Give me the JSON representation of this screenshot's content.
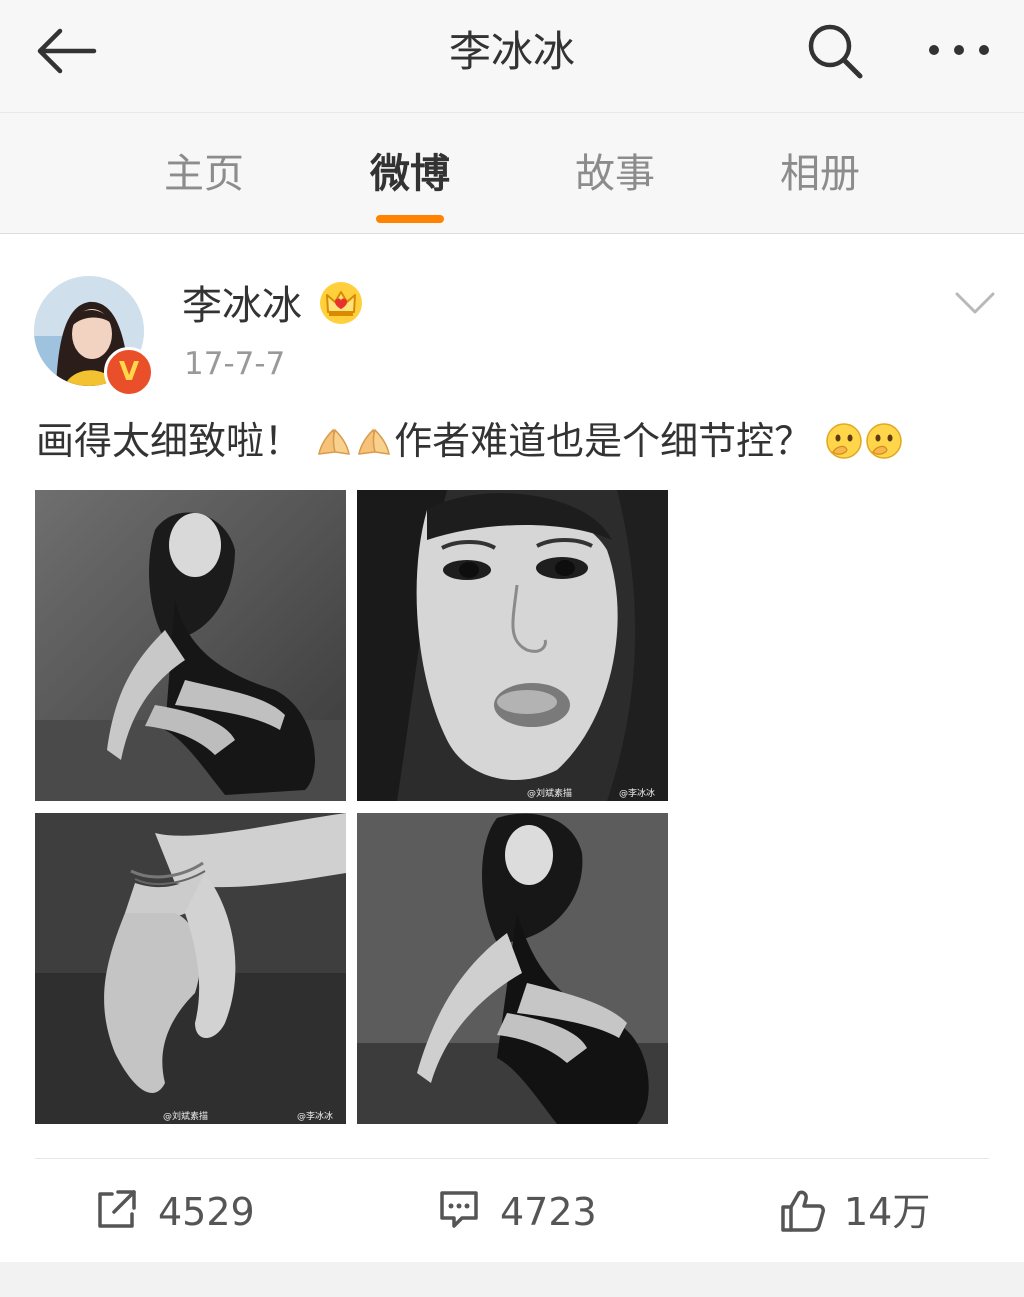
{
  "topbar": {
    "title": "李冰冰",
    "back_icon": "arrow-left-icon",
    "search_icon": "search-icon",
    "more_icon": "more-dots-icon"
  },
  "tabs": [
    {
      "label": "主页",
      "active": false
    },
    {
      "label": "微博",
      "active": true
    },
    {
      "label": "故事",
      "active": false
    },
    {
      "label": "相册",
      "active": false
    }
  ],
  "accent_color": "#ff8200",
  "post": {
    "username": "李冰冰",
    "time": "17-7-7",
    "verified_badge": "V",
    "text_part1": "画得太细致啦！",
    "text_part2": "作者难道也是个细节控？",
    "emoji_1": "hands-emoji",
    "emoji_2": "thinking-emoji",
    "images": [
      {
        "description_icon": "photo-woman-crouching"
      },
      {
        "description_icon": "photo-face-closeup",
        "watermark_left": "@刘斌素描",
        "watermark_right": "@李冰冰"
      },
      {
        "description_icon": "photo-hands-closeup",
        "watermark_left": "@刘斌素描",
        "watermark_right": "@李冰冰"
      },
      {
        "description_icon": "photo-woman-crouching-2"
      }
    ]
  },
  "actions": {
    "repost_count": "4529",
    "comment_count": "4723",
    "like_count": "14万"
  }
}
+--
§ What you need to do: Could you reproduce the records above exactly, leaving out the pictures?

§ Written answer:
Give me the JSON representation of this screenshot's content.
{
  "topbar": {
    "title": "李冰冰",
    "back_icon": "arrow-left-icon",
    "search_icon": "search-icon",
    "more_icon": "more-dots-icon"
  },
  "tabs": [
    {
      "label": "主页",
      "active": false
    },
    {
      "label": "微博",
      "active": true
    },
    {
      "label": "故事",
      "active": false
    },
    {
      "label": "相册",
      "active": false
    }
  ],
  "accent_color": "#ff8200",
  "post": {
    "username": "李冰冰",
    "time": "17-7-7",
    "verified_badge": "V",
    "text_part1": "画得太细致啦！",
    "text_part2": "作者难道也是个细节控？",
    "emoji_1": "hands-emoji",
    "emoji_2": "thinking-emoji",
    "images": [
      {
        "description_icon": "photo-woman-crouching"
      },
      {
        "description_icon": "photo-face-closeup",
        "watermark_left": "@刘斌素描",
        "watermark_right": "@李冰冰"
      },
      {
        "description_icon": "photo-hands-closeup",
        "watermark_left": "@刘斌素描",
        "watermark_right": "@李冰冰"
      },
      {
        "description_icon": "photo-woman-crouching-2"
      }
    ]
  },
  "actions": {
    "repost_count": "4529",
    "comment_count": "4723",
    "like_count": "14万"
  }
}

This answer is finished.